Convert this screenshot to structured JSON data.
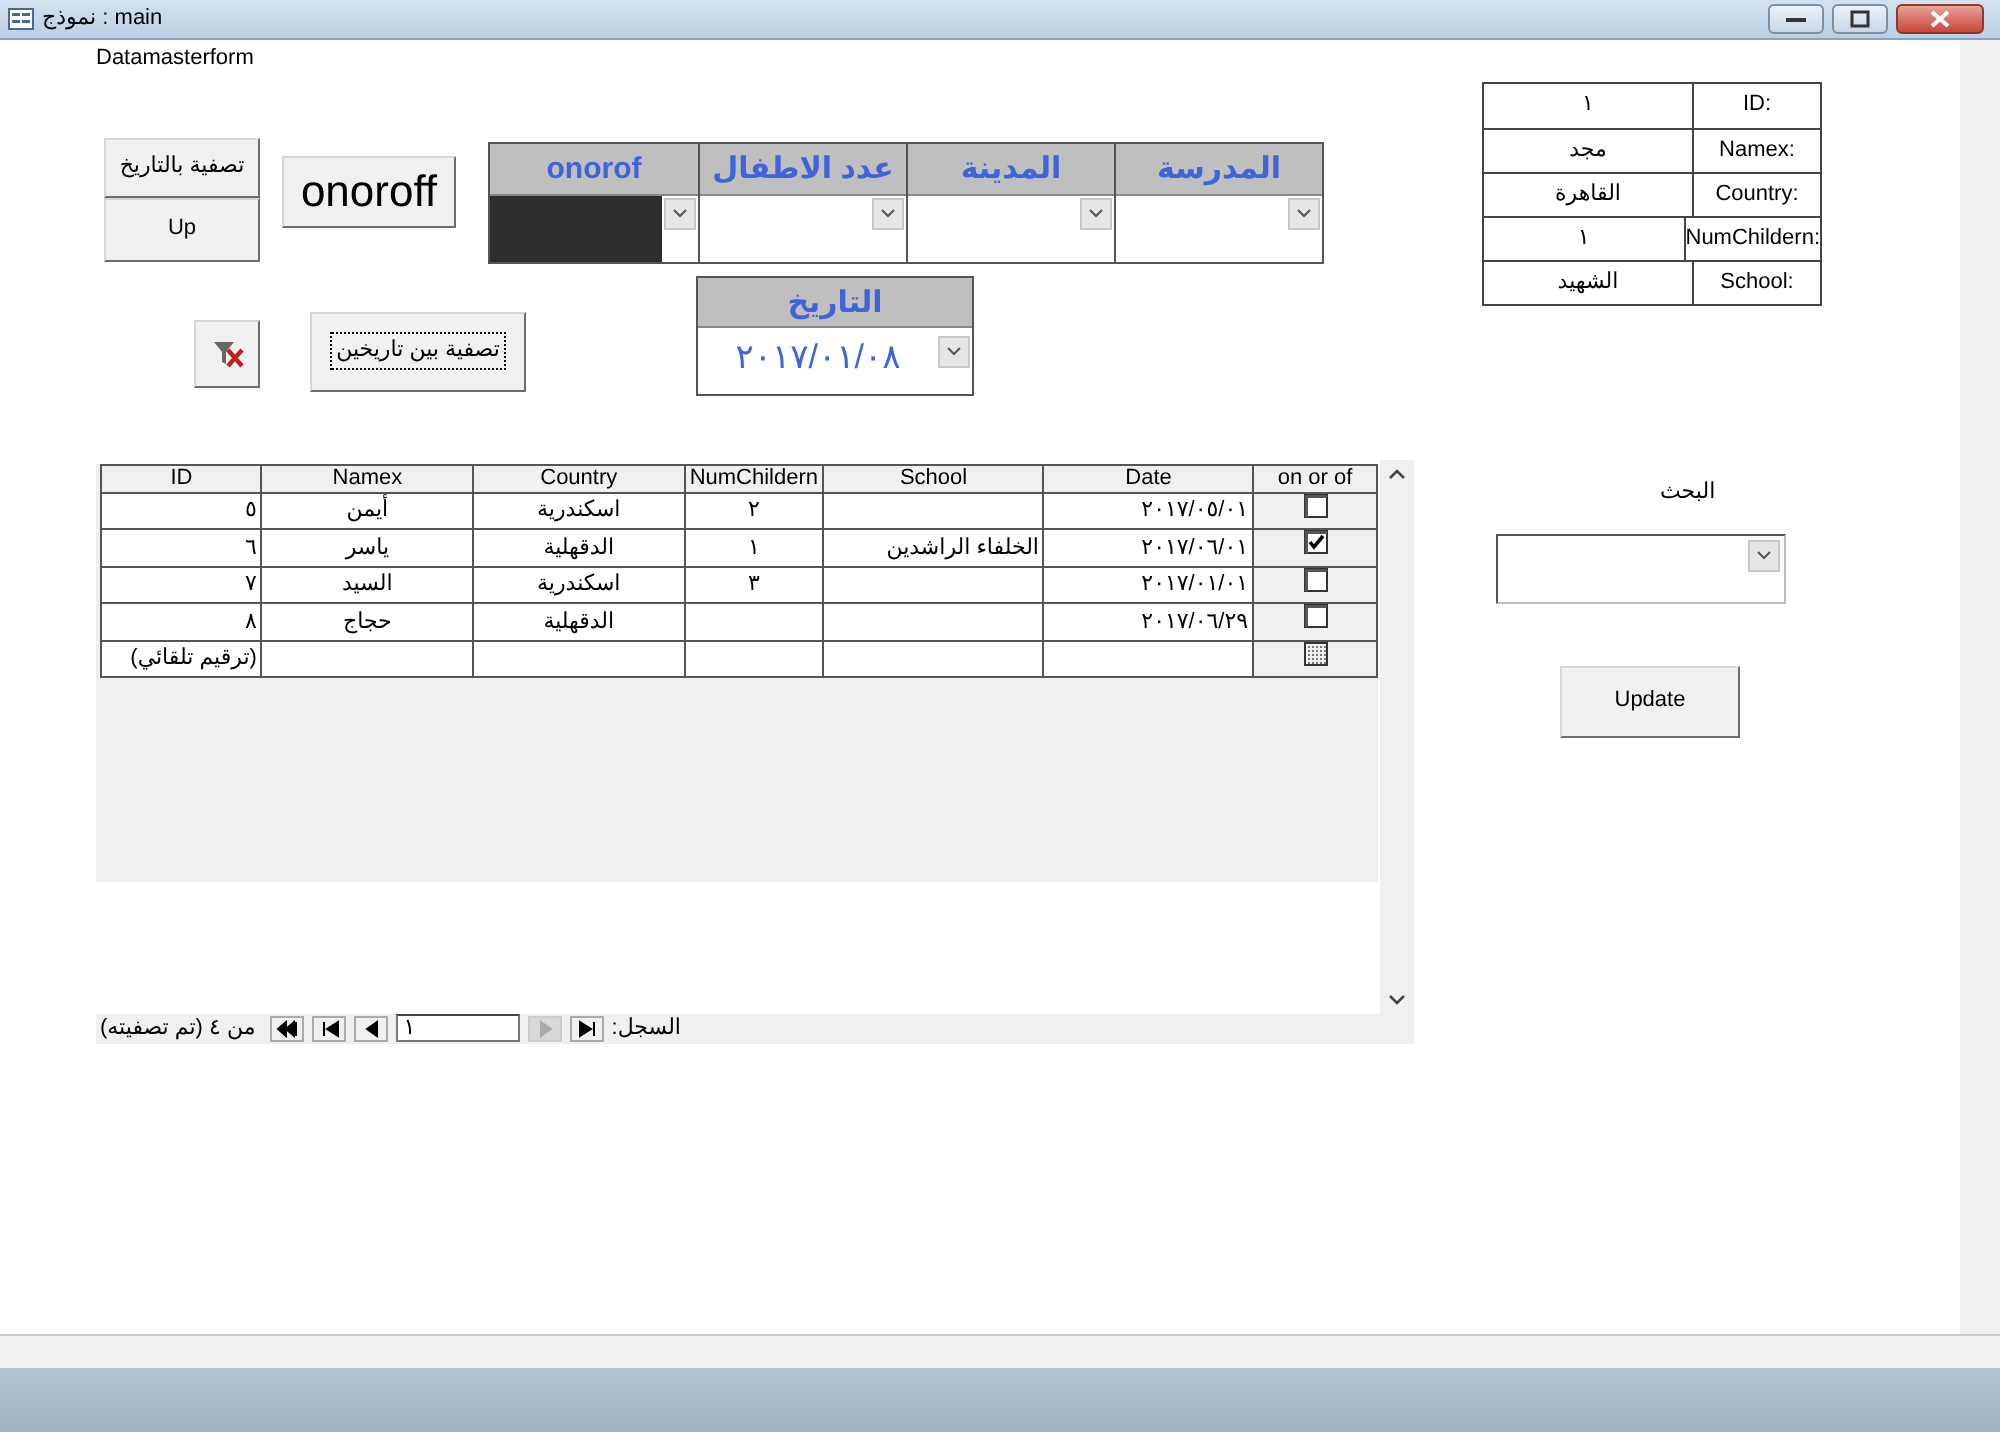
{
  "window": {
    "title": "نموذج : main"
  },
  "form_caption": "Datamasterform",
  "side_buttons": [
    {
      "label": "تصفية بالتاريخ"
    },
    {
      "label": "Up"
    }
  ],
  "toggle_button": {
    "label": "onoroff"
  },
  "filters": [
    {
      "header": "المدرسة",
      "highlighted": false
    },
    {
      "header": "المدينة",
      "highlighted": false
    },
    {
      "header": "عدد الاطفال",
      "highlighted": false
    },
    {
      "header": "onorof",
      "highlighted": true
    }
  ],
  "date_range_button": {
    "label": "تصفية بين تاريخين",
    "focused": true
  },
  "date_filter": {
    "header": "التاريخ",
    "value": "٢٠١٧/٠١/٠٨"
  },
  "record": [
    {
      "label": "ID:",
      "value": "١"
    },
    {
      "label": "Namex:",
      "value": "مجد"
    },
    {
      "label": "Country:",
      "value": "القاهرة"
    },
    {
      "label": "NumChildern:",
      "value": "١"
    },
    {
      "label": "School:",
      "value": "الشهيد"
    }
  ],
  "datasheet": {
    "columns": [
      "on or of",
      "Date",
      "School",
      "NumChildern",
      "Country",
      "Namex",
      "ID"
    ],
    "rows": [
      {
        "cells": [
          {
            "checked": false
          },
          "٢٠١٧/٠٥/٠١",
          null,
          "٢",
          "اسكندرية",
          "أيمن",
          "٥"
        ]
      },
      {
        "cells": [
          {
            "checked": true
          },
          "٢٠١٧/٠٦/٠١",
          "الخلفاء الراشدين",
          "١",
          "الدقهلية",
          "ياسر",
          "٦"
        ]
      },
      {
        "cells": [
          {
            "checked": false
          },
          "٢٠١٧/٠١/٠١",
          null,
          "٣",
          "اسكندرية",
          "السيد",
          "٧"
        ]
      },
      {
        "cells": [
          {
            "checked": false
          },
          "٢٠١٧/٠٦/٢٩",
          null,
          null,
          "الدقهلية",
          "حجاج",
          "٨"
        ]
      }
    ],
    "new_record": {
      "id_placeholder": "(ترقيم تلقائي)"
    }
  },
  "navigation": {
    "label": "السجل:",
    "current": "١",
    "status": "من ٤ (تم تصفيته)",
    "buttons": [
      {
        "kind": "first",
        "disabled": false
      },
      {
        "kind": "previous",
        "disabled": true
      },
      {
        "kind": "next",
        "disabled": false
      },
      {
        "kind": "last",
        "disabled": false
      },
      {
        "kind": "new",
        "disabled": false
      }
    ]
  },
  "search": {
    "label": "البحث"
  },
  "update_button": {
    "label": "Update"
  }
}
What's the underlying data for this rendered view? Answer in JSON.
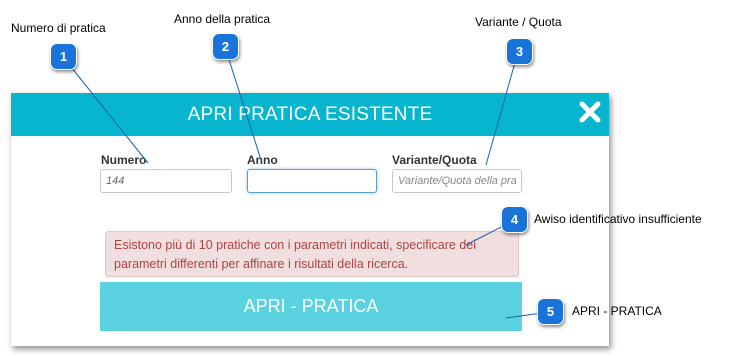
{
  "dialog": {
    "title": "APRI PRATICA ESISTENTE",
    "close_icon": "close-icon",
    "fields": [
      {
        "label": "Numero",
        "value": "144",
        "placeholder": ""
      },
      {
        "label": "Anno",
        "value": "",
        "placeholder": ""
      },
      {
        "label": "Variante/Quota",
        "value": "",
        "placeholder": "Variante/Quota della pratica"
      }
    ],
    "alert": {
      "line1": "Esistono più di 10 pratiche con i parametri indicati, specificare dei",
      "line2": "parametri differenti per affinare i risultati della ricerca."
    },
    "open_button_label": "APRI - PRATICA"
  },
  "callouts": [
    {
      "number": "1",
      "label": "Numero di pratica"
    },
    {
      "number": "2",
      "label": "Anno della pratica"
    },
    {
      "number": "3",
      "label": "Variante / Quota"
    },
    {
      "number": "4",
      "label": "Awiso identificativo insufficiente"
    },
    {
      "number": "5",
      "label": "APRI - PRATICA"
    }
  ],
  "colors": {
    "header": "#08b5cf",
    "button": "#5bd2e0",
    "alert_bg": "#f1dede",
    "alert_text": "#b04444",
    "badge": "#1a73d9"
  }
}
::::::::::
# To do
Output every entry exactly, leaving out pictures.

# Result for this exercise
Convert this screenshot to structured JSON data.
{
  "window": {
    "title": "نموذج : main"
  },
  "form_caption": "Datamasterform",
  "side_buttons": [
    {
      "label": "تصفية بالتاريخ"
    },
    {
      "label": "Up"
    }
  ],
  "toggle_button": {
    "label": "onoroff"
  },
  "filters": [
    {
      "header": "المدرسة",
      "highlighted": false
    },
    {
      "header": "المدينة",
      "highlighted": false
    },
    {
      "header": "عدد الاطفال",
      "highlighted": false
    },
    {
      "header": "onorof",
      "highlighted": true
    }
  ],
  "date_range_button": {
    "label": "تصفية بين تاريخين",
    "focused": true
  },
  "date_filter": {
    "header": "التاريخ",
    "value": "٢٠١٧/٠١/٠٨"
  },
  "record": [
    {
      "label": "ID:",
      "value": "١"
    },
    {
      "label": "Namex:",
      "value": "مجد"
    },
    {
      "label": "Country:",
      "value": "القاهرة"
    },
    {
      "label": "NumChildern:",
      "value": "١"
    },
    {
      "label": "School:",
      "value": "الشهيد"
    }
  ],
  "datasheet": {
    "columns": [
      "on or of",
      "Date",
      "School",
      "NumChildern",
      "Country",
      "Namex",
      "ID"
    ],
    "rows": [
      {
        "cells": [
          {
            "checked": false
          },
          "٢٠١٧/٠٥/٠١",
          null,
          "٢",
          "اسكندرية",
          "أيمن",
          "٥"
        ]
      },
      {
        "cells": [
          {
            "checked": true
          },
          "٢٠١٧/٠٦/٠١",
          "الخلفاء الراشدين",
          "١",
          "الدقهلية",
          "ياسر",
          "٦"
        ]
      },
      {
        "cells": [
          {
            "checked": false
          },
          "٢٠١٧/٠١/٠١",
          null,
          "٣",
          "اسكندرية",
          "السيد",
          "٧"
        ]
      },
      {
        "cells": [
          {
            "checked": false
          },
          "٢٠١٧/٠٦/٢٩",
          null,
          null,
          "الدقهلية",
          "حجاج",
          "٨"
        ]
      }
    ],
    "new_record": {
      "id_placeholder": "(ترقيم تلقائي)"
    }
  },
  "navigation": {
    "label": "السجل:",
    "current": "١",
    "status": "من ٤ (تم تصفيته)",
    "buttons": [
      {
        "kind": "first",
        "disabled": false
      },
      {
        "kind": "previous",
        "disabled": true
      },
      {
        "kind": "next",
        "disabled": false
      },
      {
        "kind": "last",
        "disabled": false
      },
      {
        "kind": "new",
        "disabled": false
      }
    ]
  },
  "search": {
    "label": "البحث"
  },
  "update_button": {
    "label": "Update"
  }
}
What's the underlying data for this rendered view? Answer in JSON.
{
  "dialog": {
    "title": "APRI PRATICA ESISTENTE",
    "close_icon": "close-icon",
    "fields": [
      {
        "label": "Numero",
        "value": "144",
        "placeholder": ""
      },
      {
        "label": "Anno",
        "value": "",
        "placeholder": ""
      },
      {
        "label": "Variante/Quota",
        "value": "",
        "placeholder": "Variante/Quota della pratica"
      }
    ],
    "alert": {
      "line1": "Esistono più di 10 pratiche con i parametri indicati, specificare dei",
      "line2": "parametri differenti per affinare i risultati della ricerca."
    },
    "open_button_label": "APRI - PRATICA"
  },
  "callouts": [
    {
      "number": "1",
      "label": "Numero di pratica"
    },
    {
      "number": "2",
      "label": "Anno della pratica"
    },
    {
      "number": "3",
      "label": "Variante / Quota"
    },
    {
      "number": "4",
      "label": "Awiso identificativo insufficiente"
    },
    {
      "number": "5",
      "label": "APRI - PRATICA"
    }
  ],
  "colors": {
    "header": "#08b5cf",
    "button": "#5bd2e0",
    "alert_bg": "#f1dede",
    "alert_text": "#b04444",
    "badge": "#1a73d9"
  }
}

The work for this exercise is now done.